Continue reading: Nicholas Nickleby Review
The single Mom is Sammy (Laura Linney), an organized bank loan officer living in her small-town childhood home. The loner is her scraggly brother Terry (Mark Ruffalo), a troubled wanderer coming back to ask Sammy for cash. And while this seems pretty basic from the outset, Lonergan has some smart ideas up his sleeve.
Continue reading: You Can Count On Me Review

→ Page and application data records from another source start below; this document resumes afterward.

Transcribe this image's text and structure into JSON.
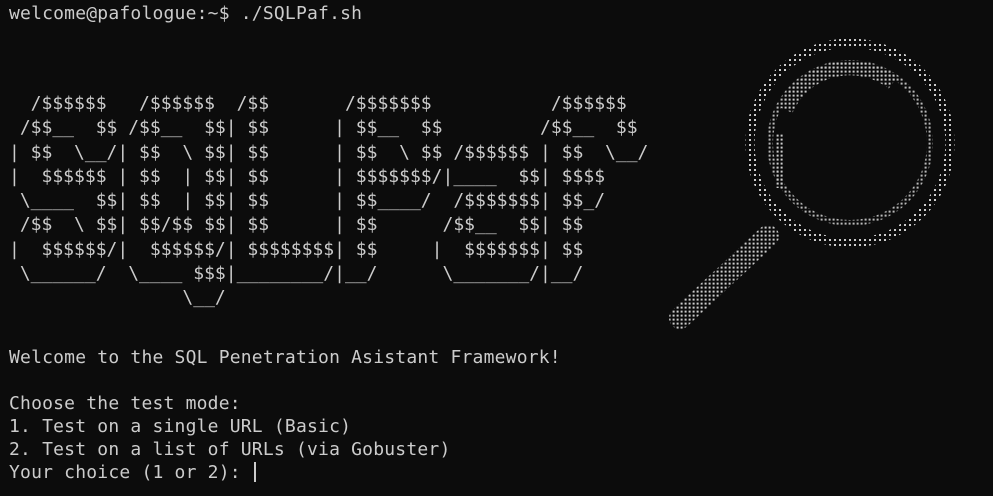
{
  "terminal": {
    "prompt": "welcome@pafologue:~$ ./SQLPaf.sh",
    "banner_lines": [
      "  /$$$$$$   /$$$$$$  /$$       /$$$$$$$           /$$$$$$",
      " /$$__  $$ /$$__  $$| $$      | $$__  $$         /$$__  $$",
      "| $$  \\__/| $$  \\ $$| $$      | $$  \\ $$ /$$$$$$ | $$  \\__/",
      "|  $$$$$$ | $$  | $$| $$      | $$$$$$$/|____  $$| $$$$",
      " \\____  $$| $$  | $$| $$      | $$____/  /$$$$$$$| $$_/",
      " /$$  \\ $$| $$/$$ $$| $$      | $$      /$$__  $$| $$",
      "|  $$$$$$/|  $$$$$$/| $$$$$$$$| $$     |  $$$$$$$| $$",
      " \\______/  \\____ $$$|________/|__/      \\_______/|__/",
      "                \\__/"
    ],
    "welcome": "Welcome to the SQL Penetration Asistant Framework!",
    "choose_mode": "Choose the test mode:",
    "option_1": "1. Test on a single URL (Basic)",
    "option_2": "2. Test on a list of URLs (via Gobuster)",
    "input_prompt": "Your choice (1 or 2): "
  },
  "colors": {
    "background": "#0c0c0c",
    "foreground": "#cccccc"
  },
  "icons": [
    "magnifying-glass-ascii-art-icon"
  ]
}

Familiarity with Auburn's stage presentation may breed contempt for this version, which feels distinctly off-kilter from its first frames. Mysteries that held water longer in the theater instead land like Doc Marten's on a flimsy piece of plywood here. Director John Madden samples a chatty, analytical approach to his literal translation but gets swept up in stagy, awkward, and all-too-deliberate line readings. Much like last year's ill-conceived Phantom of the Opera, this movie has few cinematic qualities that elevate it above a tedious and emotionless play rehearsal shot on location.
Continue reading: Proof (2005) Review

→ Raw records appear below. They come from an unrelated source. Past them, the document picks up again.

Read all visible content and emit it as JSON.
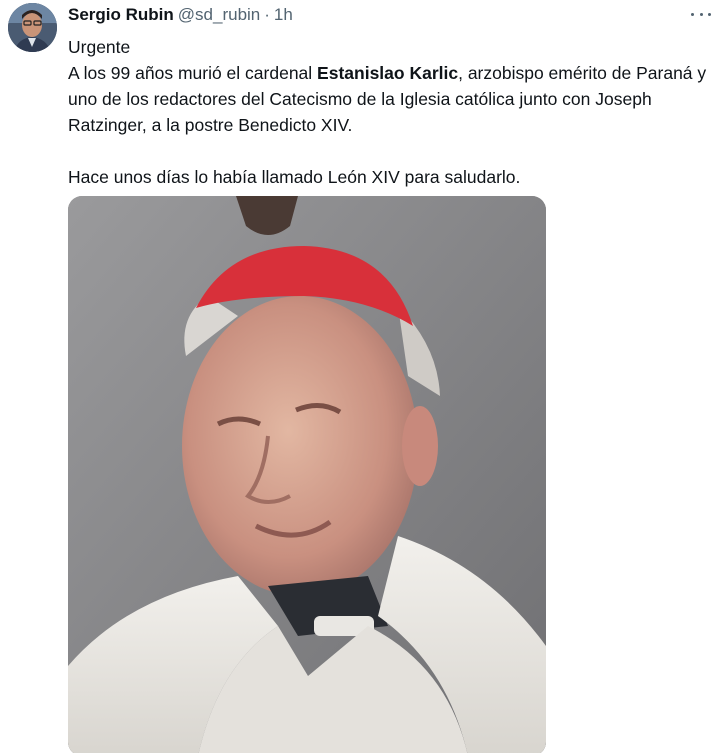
{
  "author": {
    "name": "Sergio Rubin",
    "handle": "@sd_rubin",
    "separator": "·",
    "time": "1h"
  },
  "tweet": {
    "line1": "Urgente",
    "line2_before": "A los 99 años murió el cardenal ",
    "line2_bold": "Estanislao Karlic",
    "line2_after": ", arzobispo emérito de Paraná y uno de los redactores del Catecismo de la Iglesia católica junto con Joseph Ratzinger, a la postre Benedicto XIV.",
    "line3": "Hace unos días lo había llamado León XIV para saludarlo."
  },
  "icons": {
    "more": "more-options-icon"
  }
}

We're far too excited about the new season of this epic anthology series.
The final trailer for the new sequel is here.
After a couple of weeks of speculation, the Irish quartet are getting back together for the 20th anniversary of their 1998 formation.
Once a fire fighter, always a fire fighter.
Brody Dalle's band dropped their first new music since 2003's 'Coral Fang'.
Poor Charles Dickens. He has the good fortune to be remembered by the entire...
You Can Count on Me is a film that, in true Sundance form, mixes the...